In his view birth control is an “evil design” and “it is better to use self-control.” (“The Pill”) In fact according to “This is Your Life” science itself is enwrapped in the arms race, the colonization of space, and future rule by “a mechanical race” of robots. “Get Moving” is a call to seek “freedom” in ways little defined but which include “keep your obligations to your Lord.” Here he echoes Nuriddin’s call for people to “wake up, wakeup.”
Abiodun Oyewole employs short to mid-length lines with much repetition and irregular use of rhyme. Perhaps his line in “When the Revolution Comes” noting that “some of us will catch it on TV” is in part responsible for the erroneous association of Gil Scott-Heron and his poem "The Revolution Will Not Be Televised"  with the Last Poets. Oyewole’s “Run Nigger,” like Nuriddin’s “Wake Up Niggers” and and Bin Hadi’s “Niggers R Scared of Revolution” condemns those who fail to move toward liberation.  He writes love poems as well (such as “Black Rose” and “Brown Sugar”) while condemning exploitation of women in “Gash Man.”
“Invocation” provides an identity and history of the Last Poets as a group. Telling the tale of the ritual of their founding and naming, Oyewole describes their truth-telling “mission,” noting that they aimed to be “sassy and funky and sincere,” which is to say stylishly beautiful, yet down and dirty in the realities of everyday life, with a primary loyalty to truth. “Last Rites” is a magic griot charm insisting that the group will survive and grow and be “the light to show them the way” to the apocalyptic change when “the last shall be first,/ and the first shall be last.”
In the twenty-first century, in the era of Black Lives Matter and the prison-industrial complex and widespread Islamophobia, we might do well to reread the Last Poets. At their best they incarnated what Amiri Baraka called for:
what is needed is what the Griot/Djali provided, information,
inspiration, reformation, and self determination! Mama Sky,
we cried, hook us up with the Electricity. Turn us ON. That city
of our deep desire. [r]
1. I find the performances on Fantasy of the Cellar Jazz ensemble with Rexroth and Ferlinghetti compelling.
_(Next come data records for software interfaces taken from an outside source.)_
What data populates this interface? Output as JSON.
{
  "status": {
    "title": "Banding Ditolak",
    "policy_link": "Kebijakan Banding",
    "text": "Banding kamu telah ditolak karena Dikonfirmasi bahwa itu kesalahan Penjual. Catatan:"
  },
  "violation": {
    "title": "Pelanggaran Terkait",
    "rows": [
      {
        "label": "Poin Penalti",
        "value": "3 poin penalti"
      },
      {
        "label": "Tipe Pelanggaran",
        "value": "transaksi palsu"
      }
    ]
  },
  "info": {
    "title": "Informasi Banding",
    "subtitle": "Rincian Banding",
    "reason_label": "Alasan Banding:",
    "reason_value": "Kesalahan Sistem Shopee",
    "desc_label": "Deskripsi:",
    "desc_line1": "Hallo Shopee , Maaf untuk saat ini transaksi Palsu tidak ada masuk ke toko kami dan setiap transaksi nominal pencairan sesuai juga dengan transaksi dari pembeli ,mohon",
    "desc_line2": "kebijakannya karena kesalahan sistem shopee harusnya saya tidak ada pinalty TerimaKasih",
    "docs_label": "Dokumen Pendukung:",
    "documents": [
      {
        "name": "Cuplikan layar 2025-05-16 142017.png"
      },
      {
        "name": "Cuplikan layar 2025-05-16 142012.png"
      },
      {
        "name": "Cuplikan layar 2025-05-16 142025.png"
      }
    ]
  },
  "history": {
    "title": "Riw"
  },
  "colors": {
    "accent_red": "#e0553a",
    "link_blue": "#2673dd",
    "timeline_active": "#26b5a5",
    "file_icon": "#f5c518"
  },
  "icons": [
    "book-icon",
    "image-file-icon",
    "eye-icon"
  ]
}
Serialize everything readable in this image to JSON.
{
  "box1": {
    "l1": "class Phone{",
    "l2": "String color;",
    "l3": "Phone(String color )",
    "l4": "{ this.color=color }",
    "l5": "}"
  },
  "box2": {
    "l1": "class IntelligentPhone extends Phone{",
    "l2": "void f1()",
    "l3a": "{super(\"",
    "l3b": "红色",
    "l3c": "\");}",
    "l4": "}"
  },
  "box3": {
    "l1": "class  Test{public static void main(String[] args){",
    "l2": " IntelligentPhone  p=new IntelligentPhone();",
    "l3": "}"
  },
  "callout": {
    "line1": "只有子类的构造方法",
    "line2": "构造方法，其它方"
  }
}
2. Ironically Frederick Douglass had used the same phrase in the 1850s referring to the exaggerated political influence of slave-owners. Douglass optimistically predicted that “the days of Black Power are numbered. . . Liberty must triumph.” See Winston A. Van Horne, "Sustaining Black Studies," Journal of Black Studies, Vol. 37, No. 3, (January 2007).
3. Kgositsile later returned to Africa and in 2005 was named poet laureate of South Africa. His son is a hip-hop artist.
4. Right On from Gylan Kain, David Nelson, and Felipe Luciano was released in 1967 and The Last Poets with Umar Bin Hassan, Abiodun Oyewole, Alafia Pudim (a.k.a. Jalaluddin Mansur Nuriddin) and Nilja in 1969. (The Supremes released an album titled Right On in 1970. The same phrase is the title of a 1971 film using these poets on the soundtrack.)
5. Many will recall the posters with Che Guevara’s words “At the risk of seeming ridiculous, let me say that the true revolutionary is guided by a great feeling of love.”
6. On his 1970 album Small Talk at 125th and Lenox.
7. In his headnote to the poem Oyewole credits fellow Last Poet Gylan Kain for defining nigger for him in another poem: “Niggers Are Untogether People.” He also credits their colleague David Nelson for documenting the futility of niggers, writing “Die, Nigga, Die.”
8. “Griot/Jali Poetry, Music, History, Message” from Jali Kunda: Griots of West Africa and Beyond ed. By Matthew Kopka and Iris Brooks (Roslyn NY: Ellipsis Arts, 1996), 78-82.